▶ _WORK TASK_:
Restate the following entries exactly. Keep the pictures out.

▶ _Page and application data records_:
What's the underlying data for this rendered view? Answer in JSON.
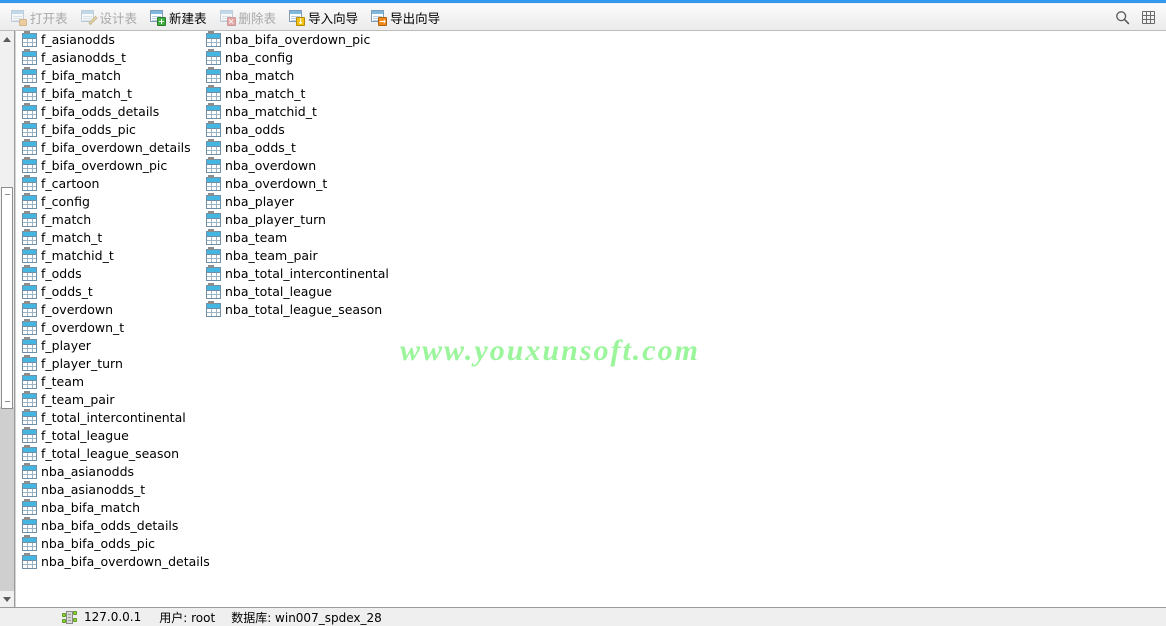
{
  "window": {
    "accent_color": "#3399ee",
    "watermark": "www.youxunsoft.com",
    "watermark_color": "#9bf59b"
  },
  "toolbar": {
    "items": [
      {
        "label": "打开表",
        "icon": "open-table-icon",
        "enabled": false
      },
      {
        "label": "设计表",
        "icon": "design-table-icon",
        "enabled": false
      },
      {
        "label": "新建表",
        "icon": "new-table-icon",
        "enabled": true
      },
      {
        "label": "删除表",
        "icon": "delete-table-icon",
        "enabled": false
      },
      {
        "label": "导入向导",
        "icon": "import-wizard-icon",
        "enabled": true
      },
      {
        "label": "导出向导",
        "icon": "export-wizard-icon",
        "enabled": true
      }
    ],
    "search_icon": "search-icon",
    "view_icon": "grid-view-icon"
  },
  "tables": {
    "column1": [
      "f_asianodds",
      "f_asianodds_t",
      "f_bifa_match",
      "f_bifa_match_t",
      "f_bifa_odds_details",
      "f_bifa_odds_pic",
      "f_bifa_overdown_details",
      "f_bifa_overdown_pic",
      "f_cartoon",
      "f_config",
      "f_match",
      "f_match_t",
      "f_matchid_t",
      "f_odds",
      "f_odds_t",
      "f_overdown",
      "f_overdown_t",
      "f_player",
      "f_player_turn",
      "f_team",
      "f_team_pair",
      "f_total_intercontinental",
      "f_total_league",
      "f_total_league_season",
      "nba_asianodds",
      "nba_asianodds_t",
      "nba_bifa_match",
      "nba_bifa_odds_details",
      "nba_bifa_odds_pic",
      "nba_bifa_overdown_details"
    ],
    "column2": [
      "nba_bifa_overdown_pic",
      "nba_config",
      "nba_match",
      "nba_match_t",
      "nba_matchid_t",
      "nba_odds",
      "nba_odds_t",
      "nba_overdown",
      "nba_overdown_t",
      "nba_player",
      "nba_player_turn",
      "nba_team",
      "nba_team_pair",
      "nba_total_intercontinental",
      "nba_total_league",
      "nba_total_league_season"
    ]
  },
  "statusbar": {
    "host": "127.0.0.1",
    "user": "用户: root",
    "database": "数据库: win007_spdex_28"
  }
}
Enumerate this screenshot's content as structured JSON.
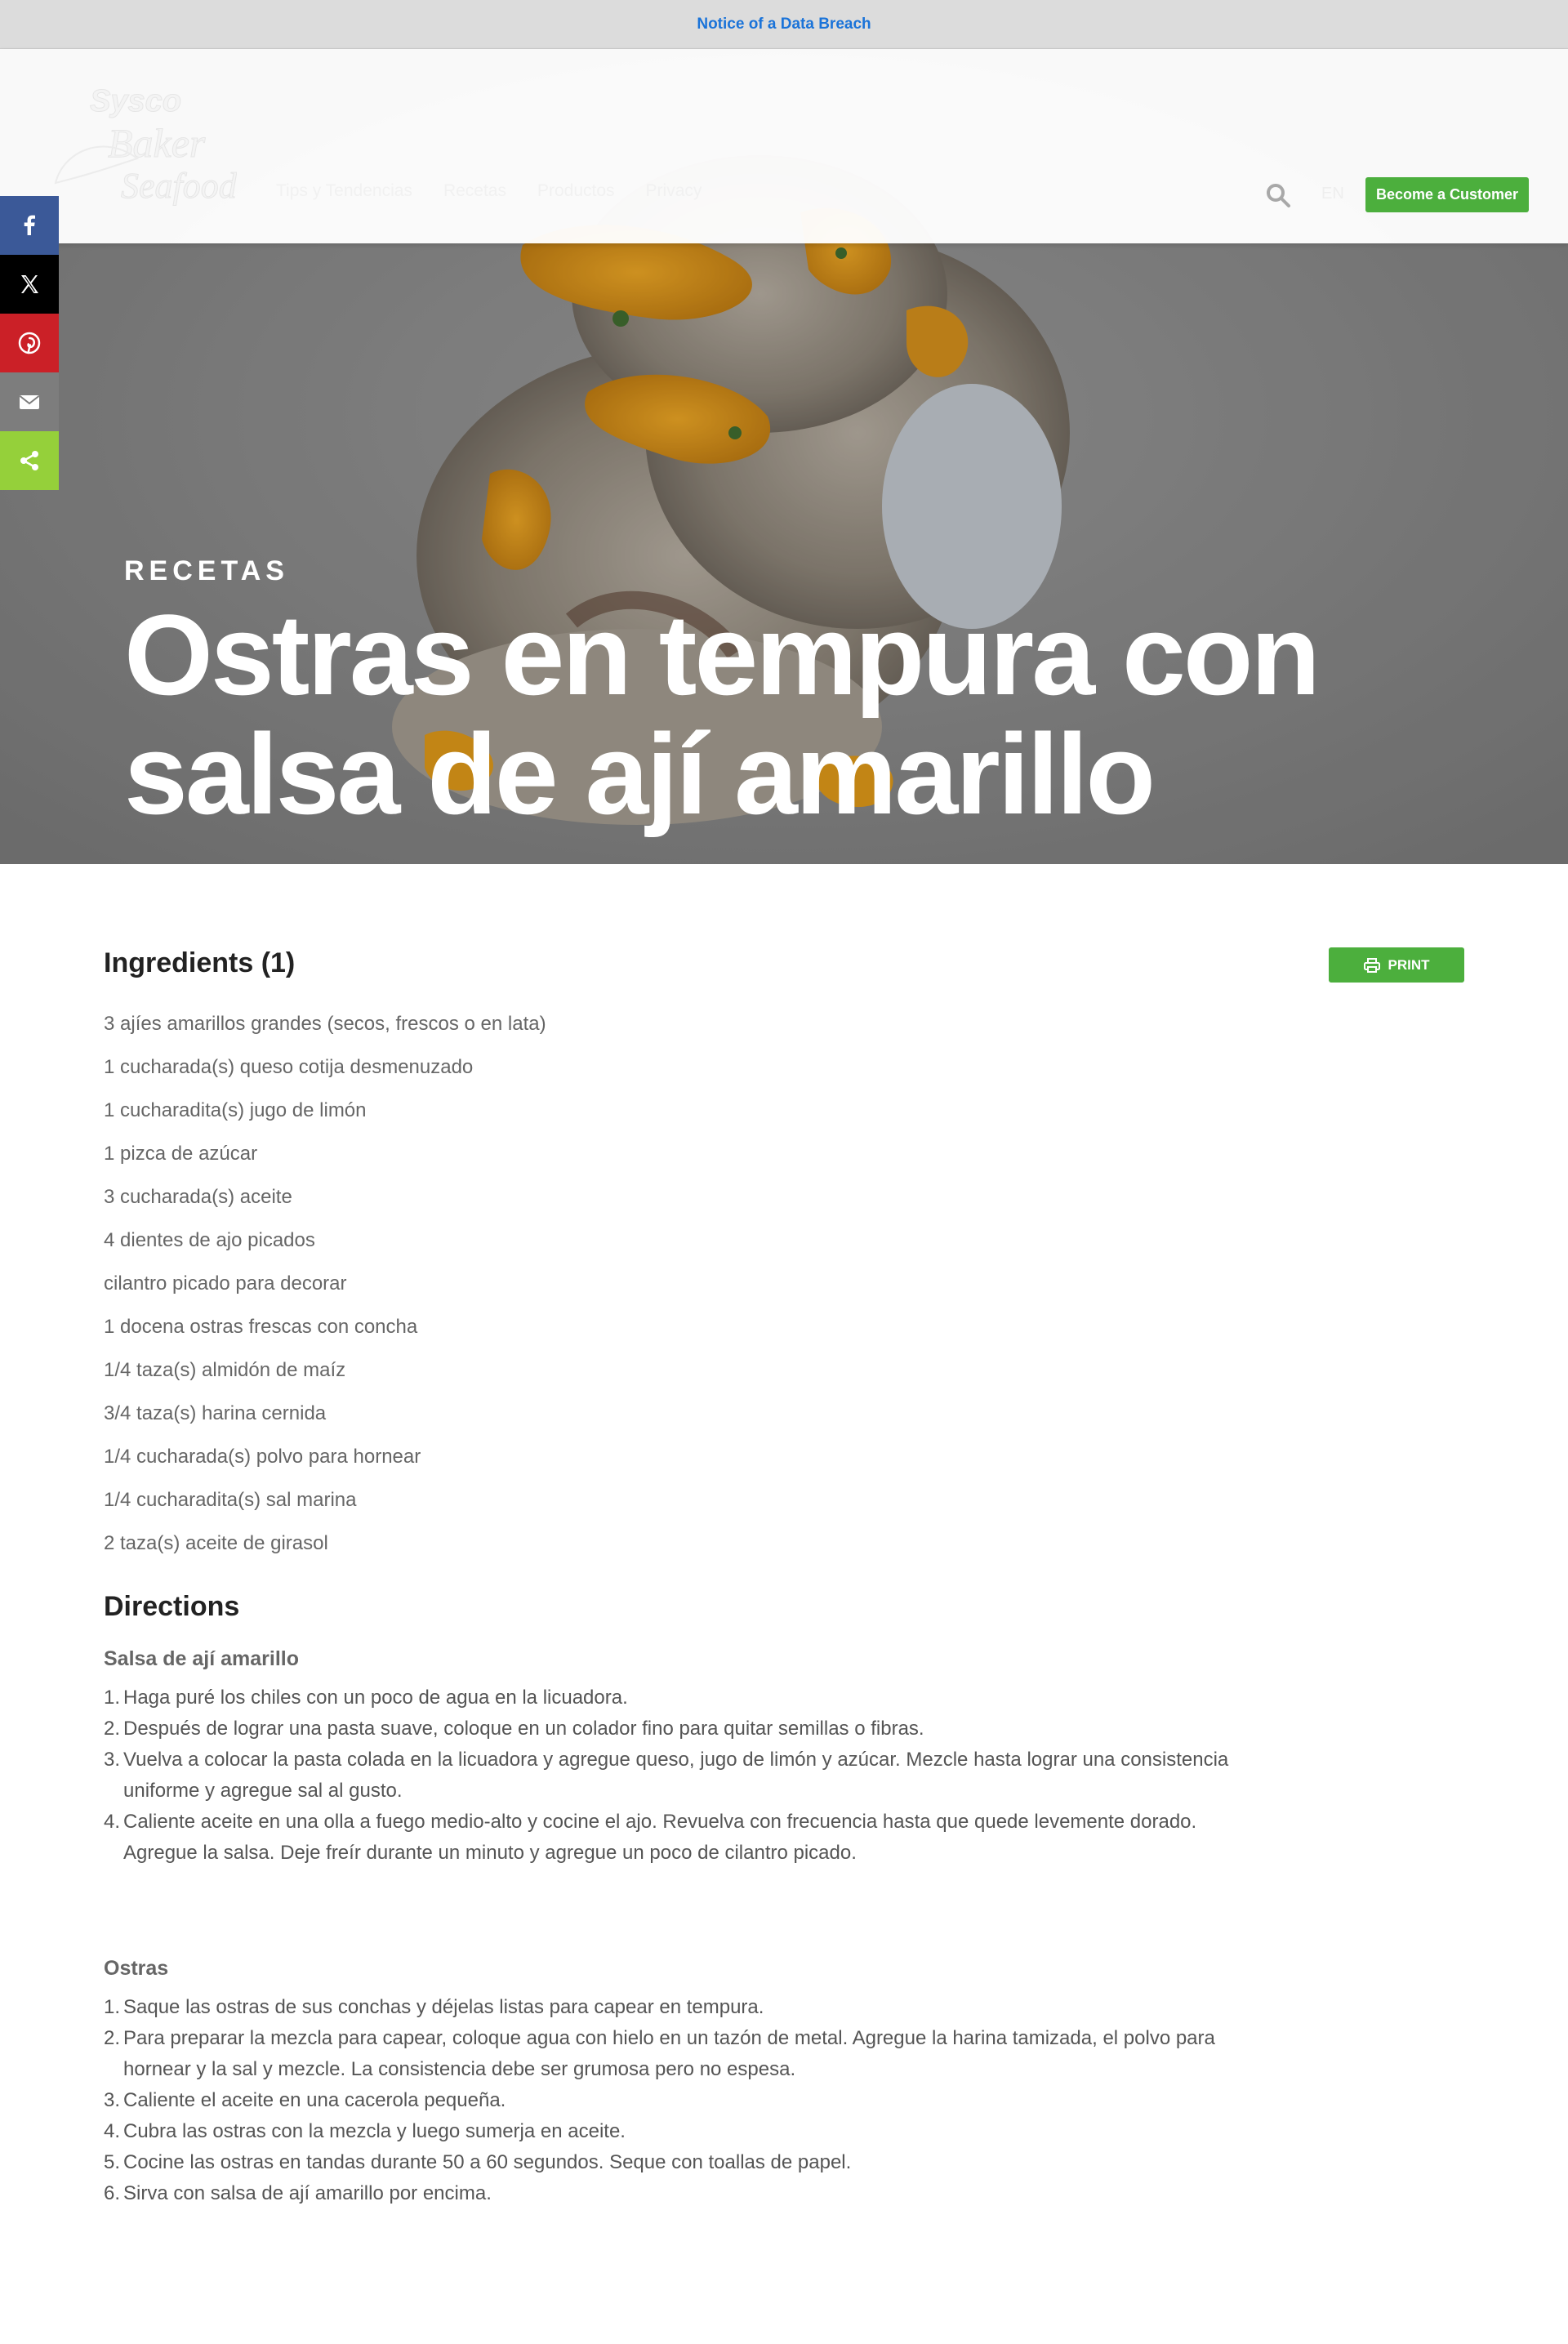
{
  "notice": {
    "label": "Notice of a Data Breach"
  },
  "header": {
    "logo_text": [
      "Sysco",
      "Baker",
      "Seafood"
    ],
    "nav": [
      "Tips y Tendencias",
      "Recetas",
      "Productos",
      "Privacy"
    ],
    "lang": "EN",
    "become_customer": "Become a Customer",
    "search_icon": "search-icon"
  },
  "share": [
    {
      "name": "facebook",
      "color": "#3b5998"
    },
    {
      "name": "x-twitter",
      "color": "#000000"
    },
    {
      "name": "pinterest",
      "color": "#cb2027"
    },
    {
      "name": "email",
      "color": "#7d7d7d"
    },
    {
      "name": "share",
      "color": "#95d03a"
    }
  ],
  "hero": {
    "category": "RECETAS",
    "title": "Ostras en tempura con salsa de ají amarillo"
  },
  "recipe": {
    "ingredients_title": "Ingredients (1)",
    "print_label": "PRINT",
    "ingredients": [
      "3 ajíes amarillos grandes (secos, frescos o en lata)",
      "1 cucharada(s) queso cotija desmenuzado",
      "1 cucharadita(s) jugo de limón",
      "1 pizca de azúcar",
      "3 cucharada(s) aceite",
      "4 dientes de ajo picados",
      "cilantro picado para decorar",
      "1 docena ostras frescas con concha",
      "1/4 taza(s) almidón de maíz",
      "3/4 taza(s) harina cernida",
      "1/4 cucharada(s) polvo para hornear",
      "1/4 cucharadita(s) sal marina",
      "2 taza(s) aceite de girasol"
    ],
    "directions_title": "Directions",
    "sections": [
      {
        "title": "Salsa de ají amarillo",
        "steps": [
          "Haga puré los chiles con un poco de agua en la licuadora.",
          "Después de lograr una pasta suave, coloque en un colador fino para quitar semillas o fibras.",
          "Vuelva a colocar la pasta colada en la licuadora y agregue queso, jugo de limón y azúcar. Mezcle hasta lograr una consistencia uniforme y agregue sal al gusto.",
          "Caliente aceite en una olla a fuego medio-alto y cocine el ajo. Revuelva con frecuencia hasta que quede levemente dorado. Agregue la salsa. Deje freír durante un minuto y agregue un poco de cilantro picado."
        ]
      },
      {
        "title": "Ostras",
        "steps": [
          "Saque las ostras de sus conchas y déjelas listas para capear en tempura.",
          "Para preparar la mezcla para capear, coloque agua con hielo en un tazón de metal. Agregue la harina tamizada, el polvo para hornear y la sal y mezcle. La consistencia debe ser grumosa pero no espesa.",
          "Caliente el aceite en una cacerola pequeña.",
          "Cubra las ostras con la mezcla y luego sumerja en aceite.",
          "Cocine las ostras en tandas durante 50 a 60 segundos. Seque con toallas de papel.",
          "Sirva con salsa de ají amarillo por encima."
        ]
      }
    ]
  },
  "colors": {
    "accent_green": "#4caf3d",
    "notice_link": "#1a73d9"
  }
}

▶ _YOUR RESPONSE_:
What's the underlying data for this rendered view? Answer in JSON.
{
  "window": {
    "accent_color": "#3399ee",
    "watermark": "www.youxunsoft.com",
    "watermark_color": "#9bf59b"
  },
  "toolbar": {
    "items": [
      {
        "label": "打开表",
        "icon": "open-table-icon",
        "enabled": false
      },
      {
        "label": "设计表",
        "icon": "design-table-icon",
        "enabled": false
      },
      {
        "label": "新建表",
        "icon": "new-table-icon",
        "enabled": true
      },
      {
        "label": "删除表",
        "icon": "delete-table-icon",
        "enabled": false
      },
      {
        "label": "导入向导",
        "icon": "import-wizard-icon",
        "enabled": true
      },
      {
        "label": "导出向导",
        "icon": "export-wizard-icon",
        "enabled": true
      }
    ],
    "search_icon": "search-icon",
    "view_icon": "grid-view-icon"
  },
  "tables": {
    "column1": [
      "f_asianodds",
      "f_asianodds_t",
      "f_bifa_match",
      "f_bifa_match_t",
      "f_bifa_odds_details",
      "f_bifa_odds_pic",
      "f_bifa_overdown_details",
      "f_bifa_overdown_pic",
      "f_cartoon",
      "f_config",
      "f_match",
      "f_match_t",
      "f_matchid_t",
      "f_odds",
      "f_odds_t",
      "f_overdown",
      "f_overdown_t",
      "f_player",
      "f_player_turn",
      "f_team",
      "f_team_pair",
      "f_total_intercontinental",
      "f_total_league",
      "f_total_league_season",
      "nba_asianodds",
      "nba_asianodds_t",
      "nba_bifa_match",
      "nba_bifa_odds_details",
      "nba_bifa_odds_pic",
      "nba_bifa_overdown_details"
    ],
    "column2": [
      "nba_bifa_overdown_pic",
      "nba_config",
      "nba_match",
      "nba_match_t",
      "nba_matchid_t",
      "nba_odds",
      "nba_odds_t",
      "nba_overdown",
      "nba_overdown_t",
      "nba_player",
      "nba_player_turn",
      "nba_team",
      "nba_team_pair",
      "nba_total_intercontinental",
      "nba_total_league",
      "nba_total_league_season"
    ]
  },
  "statusbar": {
    "host": "127.0.0.1",
    "user": "用户: root",
    "database": "数据库: win007_spdex_28"
  }
}
Enumerate this screenshot's content as structured JSON.
{
  "notice": {
    "label": "Notice of a Data Breach"
  },
  "header": {
    "logo_text": [
      "Sysco",
      "Baker",
      "Seafood"
    ],
    "nav": [
      "Tips y Tendencias",
      "Recetas",
      "Productos",
      "Privacy"
    ],
    "lang": "EN",
    "become_customer": "Become a Customer",
    "search_icon": "search-icon"
  },
  "share": [
    {
      "name": "facebook",
      "color": "#3b5998"
    },
    {
      "name": "x-twitter",
      "color": "#000000"
    },
    {
      "name": "pinterest",
      "color": "#cb2027"
    },
    {
      "name": "email",
      "color": "#7d7d7d"
    },
    {
      "name": "share",
      "color": "#95d03a"
    }
  ],
  "hero": {
    "category": "RECETAS",
    "title": "Ostras en tempura con salsa de ají amarillo"
  },
  "recipe": {
    "ingredients_title": "Ingredients (1)",
    "print_label": "PRINT",
    "ingredients": [
      "3 ajíes amarillos grandes (secos, frescos o en lata)",
      "1 cucharada(s) queso cotija desmenuzado",
      "1 cucharadita(s) jugo de limón",
      "1 pizca de azúcar",
      "3 cucharada(s) aceite",
      "4 dientes de ajo picados",
      "cilantro picado para decorar",
      "1 docena ostras frescas con concha",
      "1/4 taza(s) almidón de maíz",
      "3/4 taza(s) harina cernida",
      "1/4 cucharada(s) polvo para hornear",
      "1/4 cucharadita(s) sal marina",
      "2 taza(s) aceite de girasol"
    ],
    "directions_title": "Directions",
    "sections": [
      {
        "title": "Salsa de ají amarillo",
        "steps": [
          "Haga puré los chiles con un poco de agua en la licuadora.",
          "Después de lograr una pasta suave, coloque en un colador fino para quitar semillas o fibras.",
          "Vuelva a colocar la pasta colada en la licuadora y agregue queso, jugo de limón y azúcar. Mezcle hasta lograr una consistencia uniforme y agregue sal al gusto.",
          "Caliente aceite en una olla a fuego medio-alto y cocine el ajo. Revuelva con frecuencia hasta que quede levemente dorado. Agregue la salsa. Deje freír durante un minuto y agregue un poco de cilantro picado."
        ]
      },
      {
        "title": "Ostras",
        "steps": [
          "Saque las ostras de sus conchas y déjelas listas para capear en tempura.",
          "Para preparar la mezcla para capear, coloque agua con hielo en un tazón de metal. Agregue la harina tamizada, el polvo para hornear y la sal y mezcle. La consistencia debe ser grumosa pero no espesa.",
          "Caliente el aceite en una cacerola pequeña.",
          "Cubra las ostras con la mezcla y luego sumerja en aceite.",
          "Cocine las ostras en tandas durante 50 a 60 segundos. Seque con toallas de papel.",
          "Sirva con salsa de ají amarillo por encima."
        ]
      }
    ]
  },
  "colors": {
    "accent_green": "#4caf3d",
    "notice_link": "#1a73d9"
  }
}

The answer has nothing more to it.